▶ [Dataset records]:
- Opening Delimiter -

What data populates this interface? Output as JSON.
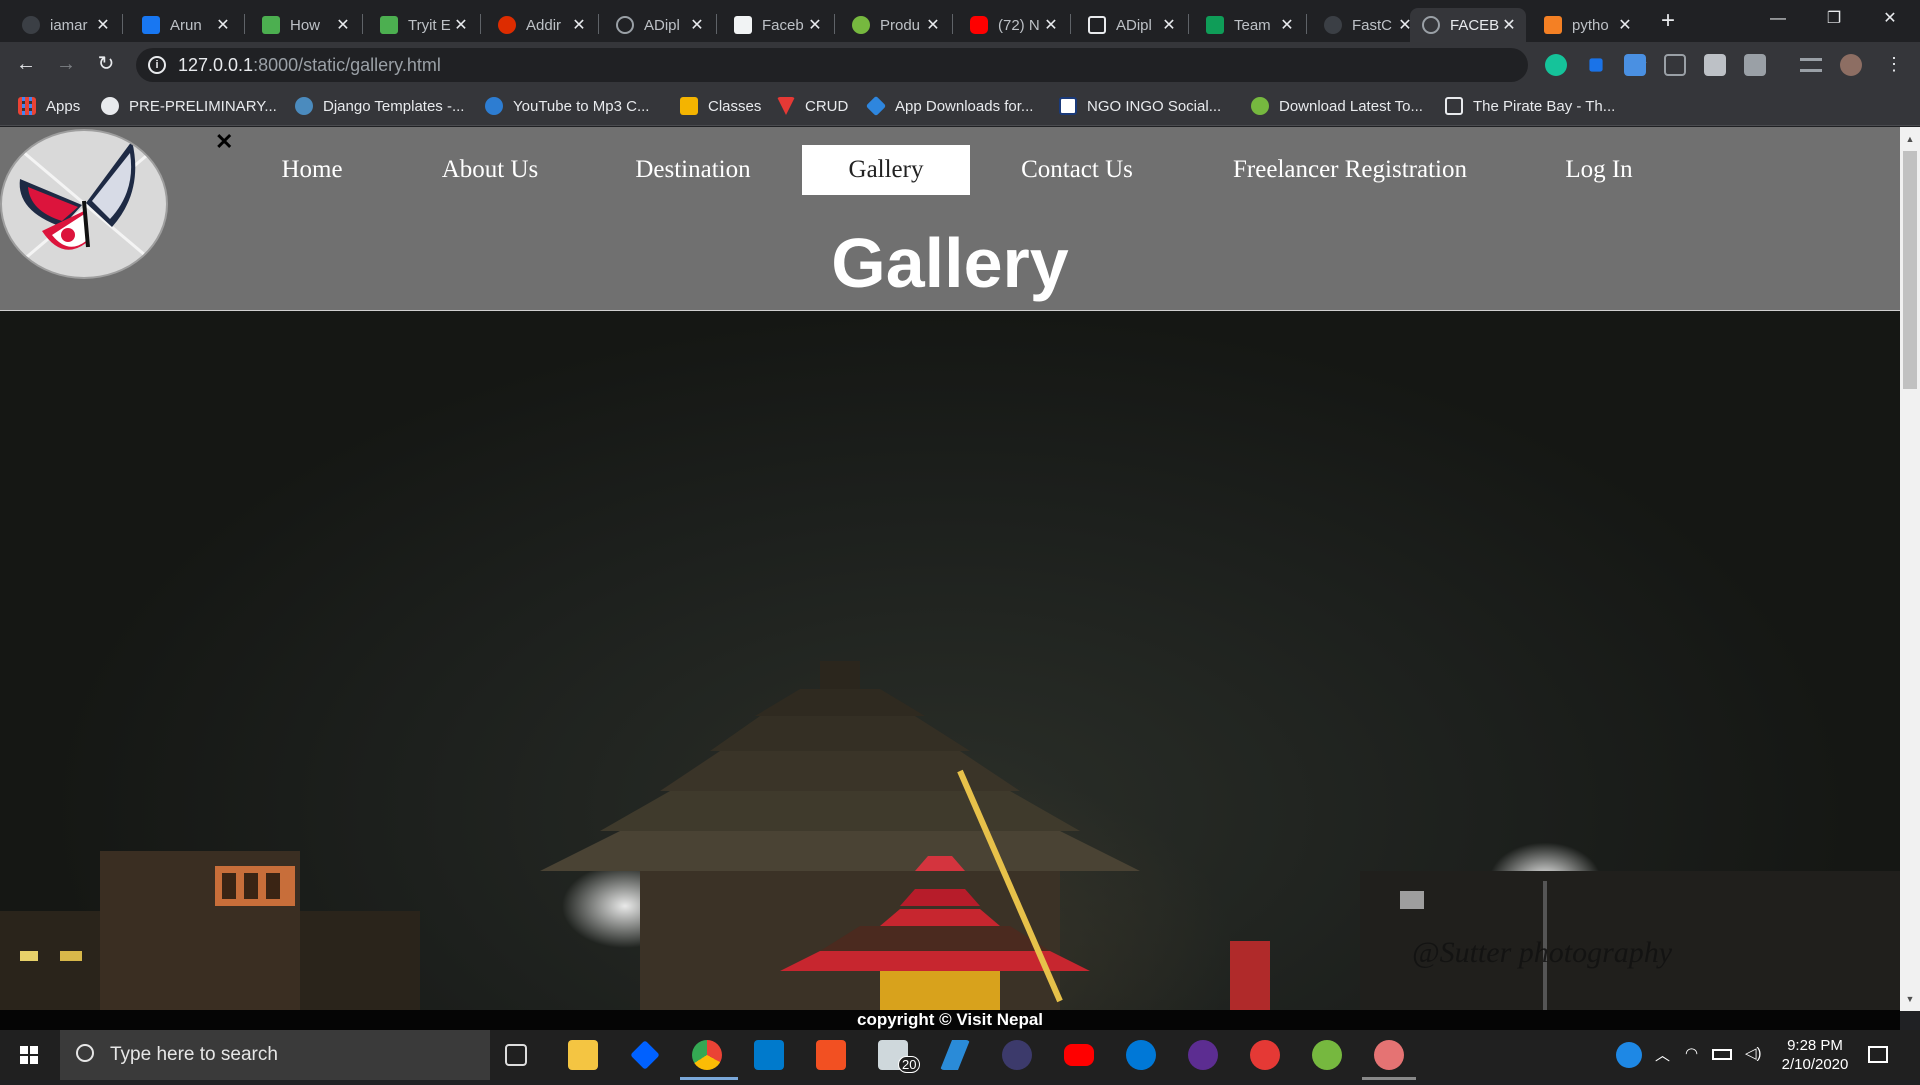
{
  "browser": {
    "tabs": [
      {
        "label": "iamar",
        "icon": "github-icon",
        "color": "#6e7681"
      },
      {
        "label": "Arun",
        "icon": "facebook-icon",
        "color": "#1877f2"
      },
      {
        "label": "How",
        "icon": "w3schools-icon",
        "color": "#4caf50"
      },
      {
        "label": "Tryit E",
        "icon": "w3schools-icon",
        "color": "#4caf50"
      },
      {
        "label": "Addir",
        "icon": "angular-gear-icon",
        "color": "#dd2c00"
      },
      {
        "label": "ADipl",
        "icon": "globe-icon",
        "color": "#9aa0a6"
      },
      {
        "label": "Faceb",
        "icon": "photo-icon",
        "color": "#f1f3f4"
      },
      {
        "label": "Produ",
        "icon": "utorrent-icon",
        "color": "#76b83f"
      },
      {
        "label": "(72) N",
        "icon": "youtube-icon",
        "color": "#ff0000"
      },
      {
        "label": "ADipl",
        "icon": "document-icon",
        "color": "#e8eaed"
      },
      {
        "label": "Team",
        "icon": "sheets-icon",
        "color": "#0f9d58"
      },
      {
        "label": "FastC",
        "icon": "github-icon",
        "color": "#6e7681"
      },
      {
        "label": "FACEB",
        "icon": "globe-icon",
        "color": "#9aa0a6",
        "active": true
      },
      {
        "label": "pytho",
        "icon": "stackoverflow-icon",
        "color": "#f48024"
      }
    ],
    "url_host": "127.0.0.1",
    "url_path": ":8000/static/gallery.html",
    "info_glyph": "i",
    "bookmarks": [
      {
        "label": "Apps",
        "icon": "apps-grid-icon",
        "color": "#4285f4"
      },
      {
        "label": "PRE-PRELIMINARY...",
        "icon": "globe-icon",
        "color": "#e8eaed"
      },
      {
        "label": "Django Templates -...",
        "icon": "django-icon",
        "color": "#4b8bbe"
      },
      {
        "label": "YouTube to Mp3 C...",
        "icon": "download-cloud-icon",
        "color": "#2d7dd2"
      },
      {
        "label": "Classes",
        "icon": "classroom-icon",
        "color": "#f4b400"
      },
      {
        "label": "CRUD",
        "icon": "crud-icon",
        "color": "#e53935"
      },
      {
        "label": "App Downloads for...",
        "icon": "app-download-icon",
        "color": "#2e86de"
      },
      {
        "label": "NGO INGO Social...",
        "icon": "ngo-icon",
        "color": "#ffffff"
      },
      {
        "label": "Download Latest To...",
        "icon": "utorrent-icon",
        "color": "#76b83f"
      },
      {
        "label": "The Pirate Bay - Th...",
        "icon": "pirate-icon",
        "color": "#e8eaed"
      }
    ]
  },
  "site": {
    "nav": [
      {
        "label": "Home"
      },
      {
        "label": "About Us"
      },
      {
        "label": "Destination"
      },
      {
        "label": "Gallery",
        "active": true
      },
      {
        "label": "Contact Us"
      },
      {
        "label": "Freelancer Registration"
      },
      {
        "label": "Log In"
      }
    ],
    "close_glyph": "✕",
    "page_title": "Gallery",
    "hero_watermark": "@Sutter photography",
    "footer": "copyright © Visit Nepal"
  },
  "taskbar": {
    "search_placeholder": "Type here to search",
    "mail_badge": "20",
    "time": "9:28 PM",
    "date": "2/10/2020"
  }
}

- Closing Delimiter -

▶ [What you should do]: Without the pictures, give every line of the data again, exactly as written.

▶ [Result of this task]:
What data populates this interface? Output as JSON.
{
  "browser": {
    "tabs": [
      {
        "label": "iamar",
        "icon": "github-icon",
        "color": "#6e7681"
      },
      {
        "label": "Arun",
        "icon": "facebook-icon",
        "color": "#1877f2"
      },
      {
        "label": "How",
        "icon": "w3schools-icon",
        "color": "#4caf50"
      },
      {
        "label": "Tryit E",
        "icon": "w3schools-icon",
        "color": "#4caf50"
      },
      {
        "label": "Addir",
        "icon": "angular-gear-icon",
        "color": "#dd2c00"
      },
      {
        "label": "ADipl",
        "icon": "globe-icon",
        "color": "#9aa0a6"
      },
      {
        "label": "Faceb",
        "icon": "photo-icon",
        "color": "#f1f3f4"
      },
      {
        "label": "Produ",
        "icon": "utorrent-icon",
        "color": "#76b83f"
      },
      {
        "label": "(72) N",
        "icon": "youtube-icon",
        "color": "#ff0000"
      },
      {
        "label": "ADipl",
        "icon": "document-icon",
        "color": "#e8eaed"
      },
      {
        "label": "Team",
        "icon": "sheets-icon",
        "color": "#0f9d58"
      },
      {
        "label": "FastC",
        "icon": "github-icon",
        "color": "#6e7681"
      },
      {
        "label": "FACEB",
        "icon": "globe-icon",
        "color": "#9aa0a6",
        "active": true
      },
      {
        "label": "pytho",
        "icon": "stackoverflow-icon",
        "color": "#f48024"
      }
    ],
    "url_host": "127.0.0.1",
    "url_path": ":8000/static/gallery.html",
    "info_glyph": "i",
    "bookmarks": [
      {
        "label": "Apps",
        "icon": "apps-grid-icon",
        "color": "#4285f4"
      },
      {
        "label": "PRE-PRELIMINARY...",
        "icon": "globe-icon",
        "color": "#e8eaed"
      },
      {
        "label": "Django Templates -...",
        "icon": "django-icon",
        "color": "#4b8bbe"
      },
      {
        "label": "YouTube to Mp3 C...",
        "icon": "download-cloud-icon",
        "color": "#2d7dd2"
      },
      {
        "label": "Classes",
        "icon": "classroom-icon",
        "color": "#f4b400"
      },
      {
        "label": "CRUD",
        "icon": "crud-icon",
        "color": "#e53935"
      },
      {
        "label": "App Downloads for...",
        "icon": "app-download-icon",
        "color": "#2e86de"
      },
      {
        "label": "NGO INGO Social...",
        "icon": "ngo-icon",
        "color": "#ffffff"
      },
      {
        "label": "Download Latest To...",
        "icon": "utorrent-icon",
        "color": "#76b83f"
      },
      {
        "label": "The Pirate Bay - Th...",
        "icon": "pirate-icon",
        "color": "#e8eaed"
      }
    ]
  },
  "site": {
    "nav": [
      {
        "label": "Home"
      },
      {
        "label": "About Us"
      },
      {
        "label": "Destination"
      },
      {
        "label": "Gallery",
        "active": true
      },
      {
        "label": "Contact Us"
      },
      {
        "label": "Freelancer Registration"
      },
      {
        "label": "Log In"
      }
    ],
    "close_glyph": "✕",
    "page_title": "Gallery",
    "hero_watermark": "@Sutter photography",
    "footer": "copyright © Visit Nepal"
  },
  "taskbar": {
    "search_placeholder": "Type here to search",
    "mail_badge": "20",
    "time": "9:28 PM",
    "date": "2/10/2020"
  }
}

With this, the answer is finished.